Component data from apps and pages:

%%

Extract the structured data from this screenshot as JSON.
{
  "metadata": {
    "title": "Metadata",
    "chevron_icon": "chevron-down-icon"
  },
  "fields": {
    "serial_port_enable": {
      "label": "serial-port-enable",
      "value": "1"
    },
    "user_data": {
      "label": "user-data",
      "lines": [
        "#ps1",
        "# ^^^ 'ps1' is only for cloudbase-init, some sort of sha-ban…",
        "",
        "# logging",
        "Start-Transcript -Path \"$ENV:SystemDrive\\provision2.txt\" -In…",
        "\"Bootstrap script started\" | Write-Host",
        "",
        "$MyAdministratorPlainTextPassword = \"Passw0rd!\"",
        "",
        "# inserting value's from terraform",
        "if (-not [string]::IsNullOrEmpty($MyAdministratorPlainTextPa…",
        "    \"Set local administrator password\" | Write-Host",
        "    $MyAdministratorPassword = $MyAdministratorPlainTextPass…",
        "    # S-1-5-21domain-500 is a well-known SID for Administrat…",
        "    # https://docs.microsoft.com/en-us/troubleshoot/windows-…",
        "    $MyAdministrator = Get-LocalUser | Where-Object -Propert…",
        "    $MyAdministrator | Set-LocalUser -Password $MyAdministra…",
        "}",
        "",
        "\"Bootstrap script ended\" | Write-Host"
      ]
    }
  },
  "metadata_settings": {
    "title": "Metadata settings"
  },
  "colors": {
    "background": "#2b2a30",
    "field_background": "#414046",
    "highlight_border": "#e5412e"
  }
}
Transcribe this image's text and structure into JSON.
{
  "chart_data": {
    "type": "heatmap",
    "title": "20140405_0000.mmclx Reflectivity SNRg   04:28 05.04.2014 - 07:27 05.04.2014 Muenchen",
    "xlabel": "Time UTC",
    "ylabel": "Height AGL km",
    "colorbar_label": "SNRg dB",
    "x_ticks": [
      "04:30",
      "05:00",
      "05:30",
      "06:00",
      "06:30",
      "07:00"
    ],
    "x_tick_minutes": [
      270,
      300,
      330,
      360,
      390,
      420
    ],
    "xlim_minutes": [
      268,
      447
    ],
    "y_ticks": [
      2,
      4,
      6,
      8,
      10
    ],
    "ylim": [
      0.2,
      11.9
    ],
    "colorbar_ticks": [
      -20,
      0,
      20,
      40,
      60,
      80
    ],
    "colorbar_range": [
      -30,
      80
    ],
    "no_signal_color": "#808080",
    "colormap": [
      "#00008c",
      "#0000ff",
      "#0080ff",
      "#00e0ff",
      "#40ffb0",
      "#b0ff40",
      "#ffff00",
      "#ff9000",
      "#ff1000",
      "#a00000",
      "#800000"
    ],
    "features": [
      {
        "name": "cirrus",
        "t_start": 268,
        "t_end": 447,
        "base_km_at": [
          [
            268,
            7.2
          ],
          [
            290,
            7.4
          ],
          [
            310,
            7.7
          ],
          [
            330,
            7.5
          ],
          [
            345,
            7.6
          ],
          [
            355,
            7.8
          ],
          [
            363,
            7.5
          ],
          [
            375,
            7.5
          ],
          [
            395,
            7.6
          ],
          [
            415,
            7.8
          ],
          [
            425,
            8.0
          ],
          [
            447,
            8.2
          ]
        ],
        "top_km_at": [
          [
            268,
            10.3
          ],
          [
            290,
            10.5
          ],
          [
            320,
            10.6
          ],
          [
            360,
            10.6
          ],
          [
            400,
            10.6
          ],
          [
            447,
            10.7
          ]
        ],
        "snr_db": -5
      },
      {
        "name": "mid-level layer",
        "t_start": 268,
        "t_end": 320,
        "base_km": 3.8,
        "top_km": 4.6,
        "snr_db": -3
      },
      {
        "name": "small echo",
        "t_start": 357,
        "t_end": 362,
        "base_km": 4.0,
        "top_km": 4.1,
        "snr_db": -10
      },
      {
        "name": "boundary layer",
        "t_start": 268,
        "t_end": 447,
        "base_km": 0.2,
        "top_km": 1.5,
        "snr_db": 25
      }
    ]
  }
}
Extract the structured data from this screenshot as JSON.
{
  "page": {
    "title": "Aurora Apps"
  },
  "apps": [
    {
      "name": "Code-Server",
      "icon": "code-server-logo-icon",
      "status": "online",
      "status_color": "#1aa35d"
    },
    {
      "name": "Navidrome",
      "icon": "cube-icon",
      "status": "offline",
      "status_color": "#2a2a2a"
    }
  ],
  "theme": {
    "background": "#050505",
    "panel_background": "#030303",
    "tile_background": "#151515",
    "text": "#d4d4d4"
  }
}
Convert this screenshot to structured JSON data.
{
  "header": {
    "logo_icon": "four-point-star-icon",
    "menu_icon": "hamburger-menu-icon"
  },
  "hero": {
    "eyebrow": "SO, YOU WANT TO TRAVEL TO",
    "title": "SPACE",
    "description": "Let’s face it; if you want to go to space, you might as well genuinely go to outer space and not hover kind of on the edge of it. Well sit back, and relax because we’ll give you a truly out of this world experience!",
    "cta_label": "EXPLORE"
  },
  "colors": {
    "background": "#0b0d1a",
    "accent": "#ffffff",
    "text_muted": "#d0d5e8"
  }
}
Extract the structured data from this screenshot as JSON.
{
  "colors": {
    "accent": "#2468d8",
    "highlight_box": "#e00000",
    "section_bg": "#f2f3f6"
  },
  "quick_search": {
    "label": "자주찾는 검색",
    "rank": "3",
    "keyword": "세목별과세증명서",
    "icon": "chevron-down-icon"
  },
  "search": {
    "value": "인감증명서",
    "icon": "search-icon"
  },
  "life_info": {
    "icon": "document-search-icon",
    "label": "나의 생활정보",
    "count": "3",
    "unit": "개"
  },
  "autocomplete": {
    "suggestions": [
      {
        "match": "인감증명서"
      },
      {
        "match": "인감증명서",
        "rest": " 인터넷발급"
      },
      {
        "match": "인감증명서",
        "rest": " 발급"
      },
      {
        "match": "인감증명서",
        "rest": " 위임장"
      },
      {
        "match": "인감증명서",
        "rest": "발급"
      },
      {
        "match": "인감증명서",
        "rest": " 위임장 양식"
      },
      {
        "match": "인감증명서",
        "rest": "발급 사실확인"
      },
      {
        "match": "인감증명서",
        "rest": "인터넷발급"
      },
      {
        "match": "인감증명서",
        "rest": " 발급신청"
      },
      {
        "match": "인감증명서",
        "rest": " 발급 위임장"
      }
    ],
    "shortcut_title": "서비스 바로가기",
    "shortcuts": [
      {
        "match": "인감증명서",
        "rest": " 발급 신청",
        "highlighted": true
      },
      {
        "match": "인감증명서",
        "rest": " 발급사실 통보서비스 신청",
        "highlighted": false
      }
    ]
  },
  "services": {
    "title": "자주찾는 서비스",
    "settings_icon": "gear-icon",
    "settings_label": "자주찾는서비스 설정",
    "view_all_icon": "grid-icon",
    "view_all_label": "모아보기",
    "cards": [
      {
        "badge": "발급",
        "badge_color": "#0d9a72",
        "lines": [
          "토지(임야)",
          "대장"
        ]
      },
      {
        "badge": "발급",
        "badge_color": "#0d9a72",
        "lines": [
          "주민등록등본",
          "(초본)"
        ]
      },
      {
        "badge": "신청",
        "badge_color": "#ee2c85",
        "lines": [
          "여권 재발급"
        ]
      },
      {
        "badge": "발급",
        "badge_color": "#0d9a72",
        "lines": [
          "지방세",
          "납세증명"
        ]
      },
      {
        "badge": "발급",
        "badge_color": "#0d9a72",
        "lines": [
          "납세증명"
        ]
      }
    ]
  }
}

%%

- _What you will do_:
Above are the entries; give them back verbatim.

- _Problem solution_:
Extract the structured data from this screenshot as JSON.
{
  "metadata": {
    "title": "Metadata",
    "chevron_icon": "chevron-down-icon"
  },
  "fields": {
    "serial_port_enable": {
      "label": "serial-port-enable",
      "value": "1"
    },
    "user_data": {
      "label": "user-data",
      "lines": [
        "#ps1",
        "# ^^^ 'ps1' is only for cloudbase-init, some sort of sha-ban…",
        "",
        "# logging",
        "Start-Transcript -Path \"$ENV:SystemDrive\\provision2.txt\" -In…",
        "\"Bootstrap script started\" | Write-Host",
        "",
        "$MyAdministratorPlainTextPassword = \"Passw0rd!\"",
        "",
        "# inserting value's from terraform",
        "if (-not [string]::IsNullOrEmpty($MyAdministratorPlainTextPa…",
        "    \"Set local administrator password\" | Write-Host",
        "    $MyAdministratorPassword = $MyAdministratorPlainTextPass…",
        "    # S-1-5-21domain-500 is a well-known SID for Administrat…",
        "    # https://docs.microsoft.com/en-us/troubleshoot/windows-…",
        "    $MyAdministrator = Get-LocalUser | Where-Object -Propert…",
        "    $MyAdministrator | Set-LocalUser -Password $MyAdministra…",
        "}",
        "",
        "\"Bootstrap script ended\" | Write-Host"
      ]
    }
  },
  "metadata_settings": {
    "title": "Metadata settings"
  },
  "colors": {
    "background": "#2b2a30",
    "field_background": "#414046",
    "highlight_border": "#e5412e"
  }
}
Transcribe this image's text and structure into JSON.
{
  "chart_data": {
    "type": "heatmap",
    "title": "20140405_0000.mmclx Reflectivity SNRg   04:28 05.04.2014 - 07:27 05.04.2014 Muenchen",
    "xlabel": "Time UTC",
    "ylabel": "Height AGL km",
    "colorbar_label": "SNRg dB",
    "x_ticks": [
      "04:30",
      "05:00",
      "05:30",
      "06:00",
      "06:30",
      "07:00"
    ],
    "x_tick_minutes": [
      270,
      300,
      330,
      360,
      390,
      420
    ],
    "xlim_minutes": [
      268,
      447
    ],
    "y_ticks": [
      2,
      4,
      6,
      8,
      10
    ],
    "ylim": [
      0.2,
      11.9
    ],
    "colorbar_ticks": [
      -20,
      0,
      20,
      40,
      60,
      80
    ],
    "colorbar_range": [
      -30,
      80
    ],
    "no_signal_color": "#808080",
    "colormap": [
      "#00008c",
      "#0000ff",
      "#0080ff",
      "#00e0ff",
      "#40ffb0",
      "#b0ff40",
      "#ffff00",
      "#ff9000",
      "#ff1000",
      "#a00000",
      "#800000"
    ],
    "features": [
      {
        "name": "cirrus",
        "t_start": 268,
        "t_end": 447,
        "base_km_at": [
          [
            268,
            7.2
          ],
          [
            290,
            7.4
          ],
          [
            310,
            7.7
          ],
          [
            330,
            7.5
          ],
          [
            345,
            7.6
          ],
          [
            355,
            7.8
          ],
          [
            363,
            7.5
          ],
          [
            375,
            7.5
          ],
          [
            395,
            7.6
          ],
          [
            415,
            7.8
          ],
          [
            425,
            8.0
          ],
          [
            447,
            8.2
          ]
        ],
        "top_km_at": [
          [
            268,
            10.3
          ],
          [
            290,
            10.5
          ],
          [
            320,
            10.6
          ],
          [
            360,
            10.6
          ],
          [
            400,
            10.6
          ],
          [
            447,
            10.7
          ]
        ],
        "snr_db": -5
      },
      {
        "name": "mid-level layer",
        "t_start": 268,
        "t_end": 320,
        "base_km": 3.8,
        "top_km": 4.6,
        "snr_db": -3
      },
      {
        "name": "small echo",
        "t_start": 357,
        "t_end": 362,
        "base_km": 4.0,
        "top_km": 4.1,
        "snr_db": -10
      },
      {
        "name": "boundary layer",
        "t_start": 268,
        "t_end": 447,
        "base_km": 0.2,
        "top_km": 1.5,
        "snr_db": 25
      }
    ]
  }
}
Extract the structured data from this screenshot as JSON.
{
  "page": {
    "title": "Aurora Apps"
  },
  "apps": [
    {
      "name": "Code-Server",
      "icon": "code-server-logo-icon",
      "status": "online",
      "status_color": "#1aa35d"
    },
    {
      "name": "Navidrome",
      "icon": "cube-icon",
      "status": "offline",
      "status_color": "#2a2a2a"
    }
  ],
  "theme": {
    "background": "#050505",
    "panel_background": "#030303",
    "tile_background": "#151515",
    "text": "#d4d4d4"
  }
}
Convert this screenshot to structured JSON data.
{
  "header": {
    "logo_icon": "four-point-star-icon",
    "menu_icon": "hamburger-menu-icon"
  },
  "hero": {
    "eyebrow": "SO, YOU WANT TO TRAVEL TO",
    "title": "SPACE",
    "description": "Let’s face it; if you want to go to space, you might as well genuinely go to outer space and not hover kind of on the edge of it. Well sit back, and relax because we’ll give you a truly out of this world experience!",
    "cta_label": "EXPLORE"
  },
  "colors": {
    "background": "#0b0d1a",
    "accent": "#ffffff",
    "text_muted": "#d0d5e8"
  }
}
Extract the structured data from this screenshot as JSON.
{
  "colors": {
    "accent": "#2468d8",
    "highlight_box": "#e00000",
    "section_bg": "#f2f3f6"
  },
  "quick_search": {
    "label": "자주찾는 검색",
    "rank": "3",
    "keyword": "세목별과세증명서",
    "icon": "chevron-down-icon"
  },
  "search": {
    "value": "인감증명서",
    "icon": "search-icon"
  },
  "life_info": {
    "icon": "document-search-icon",
    "label": "나의 생활정보",
    "count": "3",
    "unit": "개"
  },
  "autocomplete": {
    "suggestions": [
      {
        "match": "인감증명서"
      },
      {
        "match": "인감증명서",
        "rest": " 인터넷발급"
      },
      {
        "match": "인감증명서",
        "rest": " 발급"
      },
      {
        "match": "인감증명서",
        "rest": " 위임장"
      },
      {
        "match": "인감증명서",
        "rest": "발급"
      },
      {
        "match": "인감증명서",
        "rest": " 위임장 양식"
      },
      {
        "match": "인감증명서",
        "rest": "발급 사실확인"
      },
      {
        "match": "인감증명서",
        "rest": "인터넷발급"
      },
      {
        "match": "인감증명서",
        "rest": " 발급신청"
      },
      {
        "match": "인감증명서",
        "rest": " 발급 위임장"
      }
    ],
    "shortcut_title": "서비스 바로가기",
    "shortcuts": [
      {
        "match": "인감증명서",
        "rest": " 발급 신청",
        "highlighted": true
      },
      {
        "match": "인감증명서",
        "rest": " 발급사실 통보서비스 신청",
        "highlighted": false
      }
    ]
  },
  "services": {
    "title": "자주찾는 서비스",
    "settings_icon": "gear-icon",
    "settings_label": "자주찾는서비스 설정",
    "view_all_icon": "grid-icon",
    "view_all_label": "모아보기",
    "cards": [
      {
        "badge": "발급",
        "badge_color": "#0d9a72",
        "lines": [
          "토지(임야)",
          "대장"
        ]
      },
      {
        "badge": "발급",
        "badge_color": "#0d9a72",
        "lines": [
          "주민등록등본",
          "(초본)"
        ]
      },
      {
        "badge": "신청",
        "badge_color": "#ee2c85",
        "lines": [
          "여권 재발급"
        ]
      },
      {
        "badge": "발급",
        "badge_color": "#0d9a72",
        "lines": [
          "지방세",
          "납세증명"
        ]
      },
      {
        "badge": "발급",
        "badge_color": "#0d9a72",
        "lines": [
          "납세증명"
        ]
      }
    ]
  }
}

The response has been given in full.